BEGIN Dataset excerpts

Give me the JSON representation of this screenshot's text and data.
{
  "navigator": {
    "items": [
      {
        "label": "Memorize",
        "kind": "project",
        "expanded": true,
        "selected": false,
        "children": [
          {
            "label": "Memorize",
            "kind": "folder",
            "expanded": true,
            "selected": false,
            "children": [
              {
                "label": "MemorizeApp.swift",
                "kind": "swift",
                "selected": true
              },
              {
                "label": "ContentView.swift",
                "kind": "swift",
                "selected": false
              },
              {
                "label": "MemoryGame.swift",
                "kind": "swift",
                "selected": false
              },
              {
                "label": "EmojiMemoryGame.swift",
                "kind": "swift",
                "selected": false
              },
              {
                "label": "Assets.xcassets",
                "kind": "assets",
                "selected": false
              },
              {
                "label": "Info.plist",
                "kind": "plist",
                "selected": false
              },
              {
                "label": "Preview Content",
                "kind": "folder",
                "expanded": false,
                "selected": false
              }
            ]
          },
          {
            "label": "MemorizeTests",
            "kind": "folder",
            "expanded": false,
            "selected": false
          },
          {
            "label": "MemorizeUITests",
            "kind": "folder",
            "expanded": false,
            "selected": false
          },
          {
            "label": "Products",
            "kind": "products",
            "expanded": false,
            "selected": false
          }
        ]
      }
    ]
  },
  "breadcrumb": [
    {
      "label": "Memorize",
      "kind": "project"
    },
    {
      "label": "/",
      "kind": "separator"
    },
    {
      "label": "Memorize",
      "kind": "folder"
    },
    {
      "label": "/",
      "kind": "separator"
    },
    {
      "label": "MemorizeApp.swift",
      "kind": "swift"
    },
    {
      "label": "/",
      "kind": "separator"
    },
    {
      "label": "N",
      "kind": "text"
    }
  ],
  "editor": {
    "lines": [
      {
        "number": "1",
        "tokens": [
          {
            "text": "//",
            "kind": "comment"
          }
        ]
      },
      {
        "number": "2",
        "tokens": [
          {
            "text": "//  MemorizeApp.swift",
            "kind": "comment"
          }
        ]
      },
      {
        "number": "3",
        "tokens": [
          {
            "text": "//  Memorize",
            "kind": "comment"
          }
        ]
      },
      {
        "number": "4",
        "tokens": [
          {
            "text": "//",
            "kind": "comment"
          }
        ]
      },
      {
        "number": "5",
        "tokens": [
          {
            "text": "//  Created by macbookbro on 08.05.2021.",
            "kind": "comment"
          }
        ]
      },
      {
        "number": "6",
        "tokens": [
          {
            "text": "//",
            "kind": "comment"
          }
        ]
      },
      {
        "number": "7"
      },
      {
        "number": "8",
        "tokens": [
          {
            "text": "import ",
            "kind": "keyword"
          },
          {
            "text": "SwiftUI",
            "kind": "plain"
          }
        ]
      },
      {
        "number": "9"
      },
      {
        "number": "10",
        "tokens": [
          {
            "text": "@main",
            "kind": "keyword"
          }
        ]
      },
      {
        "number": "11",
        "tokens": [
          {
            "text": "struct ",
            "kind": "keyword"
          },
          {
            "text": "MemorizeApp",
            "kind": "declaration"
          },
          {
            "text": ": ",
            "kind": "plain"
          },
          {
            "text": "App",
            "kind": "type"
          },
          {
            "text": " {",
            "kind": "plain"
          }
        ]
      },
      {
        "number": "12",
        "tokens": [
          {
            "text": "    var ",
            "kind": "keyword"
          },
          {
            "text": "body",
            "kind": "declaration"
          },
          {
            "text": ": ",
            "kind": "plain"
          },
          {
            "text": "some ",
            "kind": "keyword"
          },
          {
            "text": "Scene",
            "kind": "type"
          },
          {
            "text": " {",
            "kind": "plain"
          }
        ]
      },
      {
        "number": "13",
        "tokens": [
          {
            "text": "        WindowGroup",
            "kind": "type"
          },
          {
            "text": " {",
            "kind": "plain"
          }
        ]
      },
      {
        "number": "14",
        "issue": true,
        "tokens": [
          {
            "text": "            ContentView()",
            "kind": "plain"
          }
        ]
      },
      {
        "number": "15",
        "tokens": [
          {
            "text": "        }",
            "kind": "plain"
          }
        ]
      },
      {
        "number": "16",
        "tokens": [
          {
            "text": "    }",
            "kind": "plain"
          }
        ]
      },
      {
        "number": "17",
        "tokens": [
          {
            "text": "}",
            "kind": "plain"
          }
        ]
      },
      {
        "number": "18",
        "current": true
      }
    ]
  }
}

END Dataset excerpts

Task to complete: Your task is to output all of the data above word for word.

Output for this exercise:
Give me the JSON representation of this screenshot's text and data.
{
  "navigator": {
    "items": [
      {
        "label": "Memorize",
        "kind": "project",
        "expanded": true,
        "selected": false,
        "children": [
          {
            "label": "Memorize",
            "kind": "folder",
            "expanded": true,
            "selected": false,
            "children": [
              {
                "label": "MemorizeApp.swift",
                "kind": "swift",
                "selected": true
              },
              {
                "label": "ContentView.swift",
                "kind": "swift",
                "selected": false
              },
              {
                "label": "MemoryGame.swift",
                "kind": "swift",
                "selected": false
              },
              {
                "label": "EmojiMemoryGame.swift",
                "kind": "swift",
                "selected": false
              },
              {
                "label": "Assets.xcassets",
                "kind": "assets",
                "selected": false
              },
              {
                "label": "Info.plist",
                "kind": "plist",
                "selected": false
              },
              {
                "label": "Preview Content",
                "kind": "folder",
                "expanded": false,
                "selected": false
              }
            ]
          },
          {
            "label": "MemorizeTests",
            "kind": "folder",
            "expanded": false,
            "selected": false
          },
          {
            "label": "MemorizeUITests",
            "kind": "folder",
            "expanded": false,
            "selected": false
          },
          {
            "label": "Products",
            "kind": "products",
            "expanded": false,
            "selected": false
          }
        ]
      }
    ]
  },
  "breadcrumb": [
    {
      "label": "Memorize",
      "kind": "project"
    },
    {
      "label": "/",
      "kind": "separator"
    },
    {
      "label": "Memorize",
      "kind": "folder"
    },
    {
      "label": "/",
      "kind": "separator"
    },
    {
      "label": "MemorizeApp.swift",
      "kind": "swift"
    },
    {
      "label": "/",
      "kind": "separator"
    },
    {
      "label": "N",
      "kind": "text"
    }
  ],
  "editor": {
    "lines": [
      {
        "number": "1",
        "tokens": [
          {
            "text": "//",
            "kind": "comment"
          }
        ]
      },
      {
        "number": "2",
        "tokens": [
          {
            "text": "//  MemorizeApp.swift",
            "kind": "comment"
          }
        ]
      },
      {
        "number": "3",
        "tokens": [
          {
            "text": "//  Memorize",
            "kind": "comment"
          }
        ]
      },
      {
        "number": "4",
        "tokens": [
          {
            "text": "//",
            "kind": "comment"
          }
        ]
      },
      {
        "number": "5",
        "tokens": [
          {
            "text": "//  Created by macbookbro on 08.05.2021.",
            "kind": "comment"
          }
        ]
      },
      {
        "number": "6",
        "tokens": [
          {
            "text": "//",
            "kind": "comment"
          }
        ]
      },
      {
        "number": "7"
      },
      {
        "number": "8",
        "tokens": [
          {
            "text": "import ",
            "kind": "keyword"
          },
          {
            "text": "SwiftUI",
            "kind": "plain"
          }
        ]
      },
      {
        "number": "9"
      },
      {
        "number": "10",
        "tokens": [
          {
            "text": "@main",
            "kind": "keyword"
          }
        ]
      },
      {
        "number": "11",
        "tokens": [
          {
            "text": "struct ",
            "kind": "keyword"
          },
          {
            "text": "MemorizeApp",
            "kind": "declaration"
          },
          {
            "text": ": ",
            "kind": "plain"
          },
          {
            "text": "App",
            "kind": "type"
          },
          {
            "text": " {",
            "kind": "plain"
          }
        ]
      },
      {
        "number": "12",
        "tokens": [
          {
            "text": "    var ",
            "kind": "keyword"
          },
          {
            "text": "body",
            "kind": "declaration"
          },
          {
            "text": ": ",
            "kind": "plain"
          },
          {
            "text": "some ",
            "kind": "keyword"
          },
          {
            "text": "Scene",
            "kind": "type"
          },
          {
            "text": " {",
            "kind": "plain"
          }
        ]
      },
      {
        "number": "13",
        "tokens": [
          {
            "text": "        WindowGroup",
            "kind": "type"
          },
          {
            "text": " {",
            "kind": "plain"
          }
        ]
      },
      {
        "number": "14",
        "issue": true,
        "tokens": [
          {
            "text": "            ContentView()",
            "kind": "plain"
          }
        ]
      },
      {
        "number": "15",
        "tokens": [
          {
            "text": "        }",
            "kind": "plain"
          }
        ]
      },
      {
        "number": "16",
        "tokens": [
          {
            "text": "    }",
            "kind": "plain"
          }
        ]
      },
      {
        "number": "17",
        "tokens": [
          {
            "text": "}",
            "kind": "plain"
          }
        ]
      },
      {
        "number": "18",
        "current": true
      }
    ]
  }
}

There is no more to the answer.